An Irishman's Diary
OLD ghosts will rise from the mists of the Lagan when work starts later this year on the £100 million tourist centre on the site of the derelict Belfast shipyard where the Titanic and other great ships were built. Not all the spirits will be from the host of 1,500 people who perished on the Titanic’s maiden voyage in 1912, among them Thomas Andrews, the yard’s joint managing director, and his team of eight workers who were on board to attend to minor defects. The Titanic was not the yard’s only tragedy.
The names of the Reina del Pacifico and the Juan Peron still also echo sadly down the grey streets of Belfast, from which thousands of workers travelled by foot or by tram in the early dawn to Harland and Wolff’s massive shipyard on “the Island”. No-one worked in “the shipyard”; they worked on “the Island” and there was no prouder appellation than that of “an Island man”.
I remember being smuggled as a boy into the yard by neighbours who were island men to witness the launch in 1946 by the then Princess Elizabeth of HMS Eagle, a giant aircraft carrier. My only camouflage was the mandatory duncher, the soft cap worn by all Island men, except foremen and other superior beings, who sported bowler hats. It was said that these symbols of unpopular authority were lined with steel in case a heavy tool might be “accidentally” dropped from the deck of a ship by a careless worker. The yard was a mystical galaxy of clatter and clamour inhabited by red leaders, riveters, blacksmiths, drillers, platers, welders and other exotic denizens.
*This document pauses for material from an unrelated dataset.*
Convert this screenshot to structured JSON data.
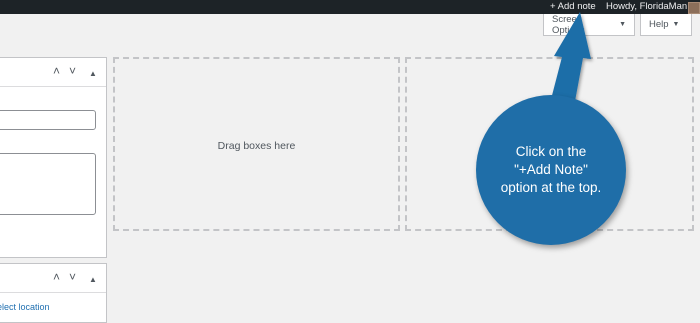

Many of them would have been working on the refurbishment of the Reina del Pacifico three years later when its engine room exploded. The 17,700-ton passenger ship was built in Belfast by Harland and Wolff in 1931 for the Pacific Steam Navigation Company. It operated between Liverpool and the west coast of South America, carrying 886 passengers and 301 crew. In 1936 it made the voyage to Valparaiso in Chile via the Panama Canal in a record 25 days.
During the second World War the Reina del Pacifico was requisitioned by the British government as a troop carrier and took part in the Allied invasions of North Africa and Sicily. After its war service it was returned to Belfast for a refit.
Following a comprehensive overhaul, and before being handed back to its owners as a liner, it went on sea trials on the Irish Sea and the Firth of Clyde; its engines ran constantly at various speeds for over 33 hours. On its return to Belfast Lough on the afternoon of September 11th, 1947 the four engines exploded off the Co Down coast.
The Belfast Weekly Telegraph reported: “In an instant the engine room was a shambles, the lighting extinguished, ladders and access platforms destroyed and the atmosphere thick with smoke. When rescuers entered the engine room they found fires breaking out and bodies everywhere.” Twenty-eight workers were killed instantly and more than twice that number were horribly burned and scalded. All of them were Island men. The Reina del Pacifico was repaired and continued its voyages to South America until 1958, when it was sold for scrap.
The second tragedy also had South American connections. The Compania Argentina de Pesca, whose president was Alfredo Ryan, commissioned Harland and Wolff to build a 24,000-ton whaler factory ship, the largest vessel of its class in the world. Named after the country’s president, Juan Peron, it was destined to harvest the seas of Antartica. Its giant hull rose high out of the water in the Musgrave Channel and its boarding deck was reached by two wooden gangways.
On the last day of January, 1951, workers huddled in the cold damp of a winter’s night on the upper gangway waiting for the “knocking-off” hooter to sound. The gangway began to creak and shudder under the weight of the tightly packed workers. There were more creaks, then a loud crack like a thunder clap. The gangway broke in two at the thirteenth step.
Some of the men fell 80 feet into the water, their dunchers floating away on the tide. Others fell to the quayside and lay like broken dolls. One man, who was at the top of the gangway when it snapped, managed to grab a thick steel plate welded to the side of the ship a few feet below the upper deck. His fingers bled with the exertion of holding on for agonising minutes until one of the men left on the deck was lowered upside down by his mates and grabbed his wrists. They were both pulled back to the safety of the deck. In a newspaper interview he said the only thing that kept him hanging on was the thought of his young disabled son. In all, 18 Island men were killed and another 50 or so injured.
The Juan Peron followed the whales in the Antarctic for eight years. It was regarded as an unlucky ship. Its processing machinery was forever breaking down. A young woman was murdered on board and her body thrown over the side. The Argentine government would not or could not give Alfredo Ryan the £3 million he had paid for the ship and refused to return it to him.
After Peron’s death it was renamed the Cruz del Sur and changed ownership several times. When it was offered to one shipowner he said he would prefer to buy an elephant for his back garden. It ended its days as a training ship for the merchant marine.